Cloud Study: Multicloud and Hybrid Cloud Dominate, Security a Top Worry
A recent Flexera survey indicates widespread use of multicloud and hybrid cloud approaches.
The company’s “2020 State of the Cloud Report,” which surveyed 750 enterprises and small-to-medium businesses (SMBs) in the first quarter, found that the vast majority of respondents (93 percent) employ a multicloud strategy, with organizations using an average of 2.2 public clouds and 2.2 private clouds. A “hybrid” cloud approach, which combines public and private cloud infrastructures, is used by a similarly high proportion (87 percent).
However, this multicloud use, when further defined, was described by respondents as being mostly used (55 percent) for the running of “apps siloed on different clouds.” Respondents did describe some mixed cloud use, though, namely:
- “Data integration between clouds” (41 percent)
- “Workload mobility between clouds” (36 percent)
- “Disaster recovery/failover between clouds” (35 percent)
- “Individual apps span public and private clouds” (34 percent)
Only about one-third of the respondents used multicloud management tools, or tools for cloud security, governance or cost management functions. Flexera is a Chicago-based provider of IT and asset management solutions, so much of the survey probed those sorts of issues.
Top public cloud providers, per the respondents, included Amazon Web Services (76 percent), Microsoft Azure (63 percent) and Google Cloud (35 percent). Overall, 63 percent of respondents said they spent “$1.2 million or more per year” on public cloud services, while 26 percent spent “at least 12 million” per year on the same.
Top Cloud Challenges
Respondents also indicated that their current cloud spending was over budget by an average of 23 percent. Some cost-saving measures taken by the respondents included using automation to shut down workloads after hours (51 percent) as well as right-sizing instances (49 percent).

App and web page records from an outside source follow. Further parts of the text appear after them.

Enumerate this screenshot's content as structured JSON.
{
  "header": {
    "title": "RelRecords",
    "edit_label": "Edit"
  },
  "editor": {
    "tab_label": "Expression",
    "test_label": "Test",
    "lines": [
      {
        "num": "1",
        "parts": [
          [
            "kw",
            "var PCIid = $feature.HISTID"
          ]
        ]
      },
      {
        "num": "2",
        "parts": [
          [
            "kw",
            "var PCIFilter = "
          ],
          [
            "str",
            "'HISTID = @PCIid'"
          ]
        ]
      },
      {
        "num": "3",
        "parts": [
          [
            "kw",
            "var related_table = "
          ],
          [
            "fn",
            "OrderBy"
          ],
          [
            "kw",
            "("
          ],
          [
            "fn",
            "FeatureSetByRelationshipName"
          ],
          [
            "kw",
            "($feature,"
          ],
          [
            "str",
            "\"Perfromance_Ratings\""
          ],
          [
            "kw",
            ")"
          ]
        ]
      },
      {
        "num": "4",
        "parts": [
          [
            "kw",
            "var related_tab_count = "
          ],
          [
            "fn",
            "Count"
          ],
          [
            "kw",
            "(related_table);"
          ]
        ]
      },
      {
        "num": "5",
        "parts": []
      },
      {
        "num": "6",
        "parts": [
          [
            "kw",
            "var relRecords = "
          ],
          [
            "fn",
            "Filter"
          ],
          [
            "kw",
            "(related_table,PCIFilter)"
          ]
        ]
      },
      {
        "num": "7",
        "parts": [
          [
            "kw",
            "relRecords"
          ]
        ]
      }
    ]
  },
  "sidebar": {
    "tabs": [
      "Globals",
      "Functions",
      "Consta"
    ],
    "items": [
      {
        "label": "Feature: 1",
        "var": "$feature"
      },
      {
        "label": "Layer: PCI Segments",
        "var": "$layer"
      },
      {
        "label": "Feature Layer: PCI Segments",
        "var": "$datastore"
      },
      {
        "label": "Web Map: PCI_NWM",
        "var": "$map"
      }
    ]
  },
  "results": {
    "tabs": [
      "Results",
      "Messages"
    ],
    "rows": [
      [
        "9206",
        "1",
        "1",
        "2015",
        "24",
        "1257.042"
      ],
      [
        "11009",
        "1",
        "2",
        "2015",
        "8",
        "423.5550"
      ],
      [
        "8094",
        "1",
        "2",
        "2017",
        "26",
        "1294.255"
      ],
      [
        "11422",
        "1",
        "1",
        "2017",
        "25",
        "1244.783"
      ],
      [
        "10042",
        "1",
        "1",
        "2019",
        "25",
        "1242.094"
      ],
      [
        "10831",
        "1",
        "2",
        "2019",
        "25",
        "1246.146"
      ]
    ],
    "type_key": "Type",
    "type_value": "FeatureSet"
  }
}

Another top cloud migration challenge was “understanding app dependencies,” according to 63 percent of respondents. Some other migration challenges listed in the report included “assessing technical feasibility” (47 percent), “assessing on-prem vs. cloud costs” (41 percent) and “rightsizing/selecting best instance” (39 percent).
However, the overall top cloud challenges, per respondents, included security (81 percent), managing cloud spend (79 percent), governance (77 percent) and a perceived “lack of resources/expertise” (77 percent).
Cloud software licensing was deemed to be a fuzzy area in terms of understanding cost implications (56 percent). Other conundrums included following cloud licensing rules (49 percent), understanding cloud licensing complexity (48 percent) and having control over using too many licenses (45 percent).
In terms of the respondents’ present-day cloud initiatives, they were mostly seeking to optimize costs associated with cloud use (73 percent), followed by migrating more workloads to the cloud (61 percent), expanding the use of containers (51 percent) and going cloud-first (48 percent).
Cloud Tools Used
The study found a strong use of Docker containers by the respondents, as well as the Kubernetes container orchestration solution. It found 65 percent reporting the use of Docker containers, while 58 percent used Kubernetes. One top challenge for using containers was described as a “lack of resources/expertise” per 41 percent of respondents.
The top DevOps configuration tools used by respondents included Ansible (43 percent), Terraform (42 percent), Chef (33 percent), Puppet (32 percent) and Salt (17 percent).
Platform-as-a-Service (PaaS) was mostly used “to accelerate dev” (49 percent) and “reduce costs” (58 percent). Fears about PaaS vendor lock-in appeared to be low among the respondents, with the report stating that “today, only 30 percent of respondents limits PaaS usage for this reason.”
Kurt Mackie is senior news producer for 1105 Media’s Converge360 group.